TASK TO CARRY OUT - Search the entries for the word "name" and copy each line that has it.

(Dataset rows describing interfaces)
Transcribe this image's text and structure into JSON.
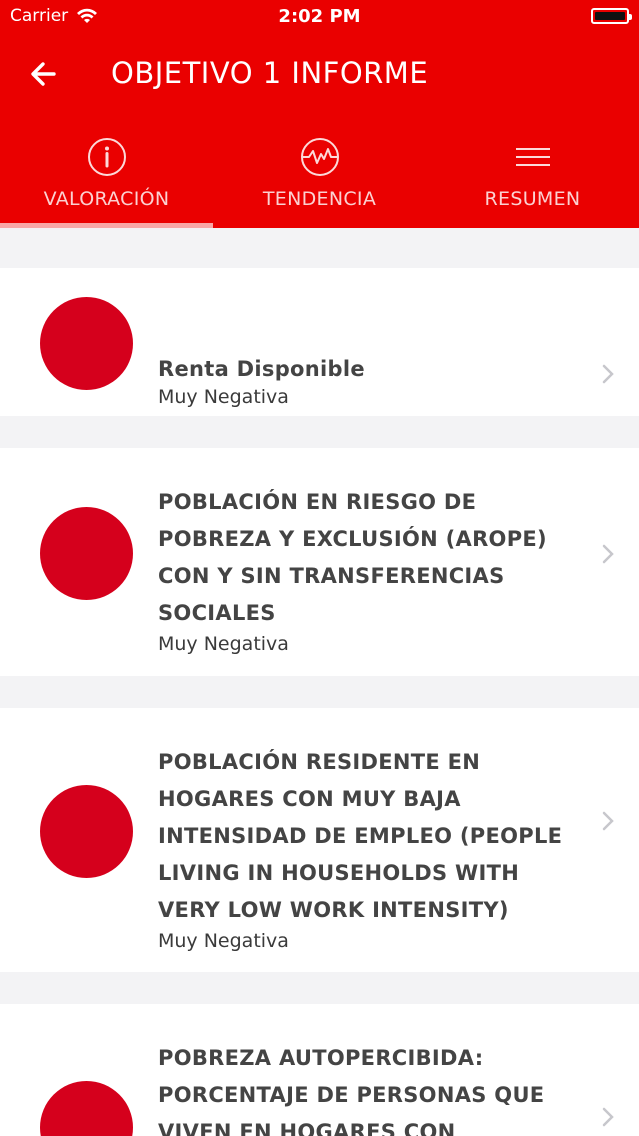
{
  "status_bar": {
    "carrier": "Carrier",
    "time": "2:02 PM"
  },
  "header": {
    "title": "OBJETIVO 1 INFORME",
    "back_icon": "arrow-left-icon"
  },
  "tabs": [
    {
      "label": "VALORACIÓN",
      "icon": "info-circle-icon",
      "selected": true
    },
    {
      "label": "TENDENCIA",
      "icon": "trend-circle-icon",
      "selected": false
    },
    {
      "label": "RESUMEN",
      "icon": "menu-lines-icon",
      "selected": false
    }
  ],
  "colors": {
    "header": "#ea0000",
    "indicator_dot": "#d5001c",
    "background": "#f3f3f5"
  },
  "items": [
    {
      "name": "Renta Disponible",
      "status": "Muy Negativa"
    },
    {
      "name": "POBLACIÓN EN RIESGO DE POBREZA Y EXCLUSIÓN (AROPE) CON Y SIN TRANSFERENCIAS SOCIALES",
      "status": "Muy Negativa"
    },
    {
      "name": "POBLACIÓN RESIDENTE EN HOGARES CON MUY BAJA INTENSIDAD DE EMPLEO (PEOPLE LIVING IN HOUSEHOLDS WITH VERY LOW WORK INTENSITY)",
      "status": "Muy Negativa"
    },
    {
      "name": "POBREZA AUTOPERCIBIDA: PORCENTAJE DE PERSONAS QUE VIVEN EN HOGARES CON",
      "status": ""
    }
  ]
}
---
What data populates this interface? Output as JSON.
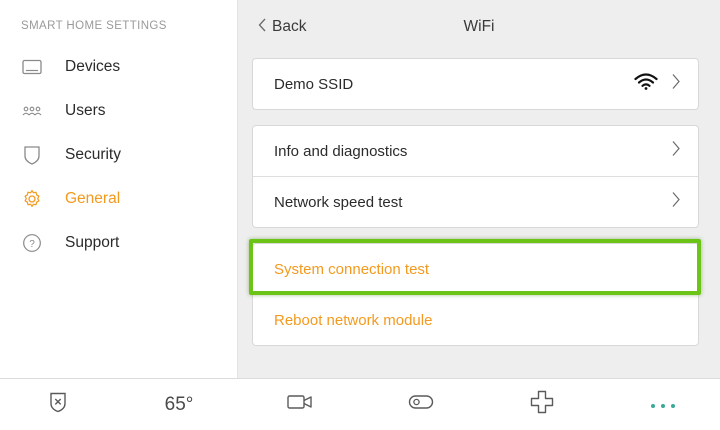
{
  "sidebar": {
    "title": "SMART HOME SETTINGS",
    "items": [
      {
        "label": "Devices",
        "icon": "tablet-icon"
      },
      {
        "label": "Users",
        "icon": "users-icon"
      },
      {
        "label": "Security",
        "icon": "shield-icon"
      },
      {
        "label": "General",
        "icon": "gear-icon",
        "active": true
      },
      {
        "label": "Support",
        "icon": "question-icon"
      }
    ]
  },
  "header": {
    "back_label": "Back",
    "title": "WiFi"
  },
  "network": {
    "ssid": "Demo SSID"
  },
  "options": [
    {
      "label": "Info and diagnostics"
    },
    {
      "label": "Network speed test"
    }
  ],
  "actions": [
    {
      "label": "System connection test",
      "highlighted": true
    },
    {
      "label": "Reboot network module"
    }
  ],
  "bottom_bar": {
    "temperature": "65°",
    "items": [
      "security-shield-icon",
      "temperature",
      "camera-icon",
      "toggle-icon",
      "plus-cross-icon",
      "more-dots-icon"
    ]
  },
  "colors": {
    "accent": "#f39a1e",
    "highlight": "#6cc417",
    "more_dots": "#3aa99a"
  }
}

EXPECTED ANSWER -
      "name": "Renta Disponible",
      "name": "POBLACIÓN EN RIESGO DE POBREZA Y EXCLUSIÓN (AROPE) CON Y SIN TRANSFERENCIAS SOCIALES",
      "name": "POBLACIÓN RESIDENTE EN HOGARES CON MUY BAJA INTENSIDAD DE EMPLEO (PEOPLE LIVING IN HOUSEHOLDS WITH VERY LOW WORK INTENSITY)",
      "name": "POBREZA AUTOPERCIBIDA: PORCENTAJE DE PERSONAS QUE VIVEN EN HOGARES CON",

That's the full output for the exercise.